After reading the Shining less than a year ago, it immediately jumped onto my list of favorites. The writing incorporates a unique style, the story is one of King’s best (not only in my opinion, but consistently considered so by critiques and fans), and there are just enough twists in the world to keep you unaware of what is to come.
Believable Science Fiction
The setting of The Shining is based on a real location, the Stanley Hotel in Estes Park, Colorado. Getting trapped in such a hotel by snow higher than your head may have been a stretch if it was an accident but the Torrance family of the novel chose to stay there for the winter. When the father, Jack Torrance, took on the job as caretaker of the hotel, he and his family agreed to isolate themselves in the hotel for the entire winter.
Danny Torrence, an 8-year-old boy with supernatural powers is the focus of the story. And yes, he does have unrealistic abilities such as mindreading and sending mental messages to a man across the country. But those stretches of reality are balance by smaller, more believable talents. For example, is it so unlikely that an 8-year-old boy has an imaginary friend? Or that he become frightened when a fire hose seems to turn into a snake and chase after him? Is it hard to believe that a man who was once an uncontrollable alcoholic with a quick temper could go a little crazy once being cooped up in an abandoned hotel for months. And, as an avid watcher of Ghost Adventures, I don’t doubt for a moment that most historic hotels are haunted, especially ones that have seen as much violence and death as The Shining’s Overlook Hotel.
There are supernatural happenings in The Shining that do stretch the imagination, but surrounded by a realistic setting with realistic characters, it did not require any sort of leap for me to believe the supernatural. Making a young boy the witness of all these terrifying events also makes them more believable because children are argued to 1) see certain “realities” that adults have long ago pushed into their unconscious and 2) children are more easily frightened, making the scary seem that much more terrifying
The reason I chose to write a book review on a story I read so long ago was in preparation for the sequel. Doctor Sleep, a 2013 release by King, features the same 8-year-old boy who was tormented by the horrors of the Overlook Hotel. Only now, he is a recovering alcoholic in his 40s who has learned to tame his supernatural powers…until he needs them. My book review on Doctor Sleep will be coming soon! And once again, King does not disappoint.
5 stars! A well-written, entertaining story guaranteed to please, and possibly terrorize.
A few of the many book covers and images associated with this famous story:
(I do not claim any rights to these photos.)

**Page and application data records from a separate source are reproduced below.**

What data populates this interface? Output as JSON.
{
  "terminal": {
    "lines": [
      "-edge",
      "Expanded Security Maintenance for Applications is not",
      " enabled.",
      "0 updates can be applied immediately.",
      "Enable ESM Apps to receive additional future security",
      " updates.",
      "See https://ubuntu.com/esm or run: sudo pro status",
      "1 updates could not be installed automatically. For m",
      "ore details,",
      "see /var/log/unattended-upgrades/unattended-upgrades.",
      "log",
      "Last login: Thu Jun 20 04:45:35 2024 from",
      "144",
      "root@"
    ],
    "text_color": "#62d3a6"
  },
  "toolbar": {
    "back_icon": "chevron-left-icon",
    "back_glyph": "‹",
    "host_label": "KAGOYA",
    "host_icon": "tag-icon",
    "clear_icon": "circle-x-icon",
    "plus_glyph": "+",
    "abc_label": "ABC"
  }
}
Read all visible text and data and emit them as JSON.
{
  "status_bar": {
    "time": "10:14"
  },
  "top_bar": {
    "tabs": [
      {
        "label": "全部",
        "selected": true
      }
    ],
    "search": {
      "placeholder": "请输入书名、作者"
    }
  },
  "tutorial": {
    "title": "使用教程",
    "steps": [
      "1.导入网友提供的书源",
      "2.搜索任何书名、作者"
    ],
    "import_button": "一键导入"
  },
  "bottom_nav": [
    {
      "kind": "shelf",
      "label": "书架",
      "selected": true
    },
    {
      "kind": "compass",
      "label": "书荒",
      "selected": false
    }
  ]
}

Posted on June 24, 2014, in Book Review and tagged book review, books, character, Doctor Sleep, Dr. Sleep, haunting, reading, science fiction, Stephen King, supernatural, the shining, writing. Bookmark the permalink. 6 Comments.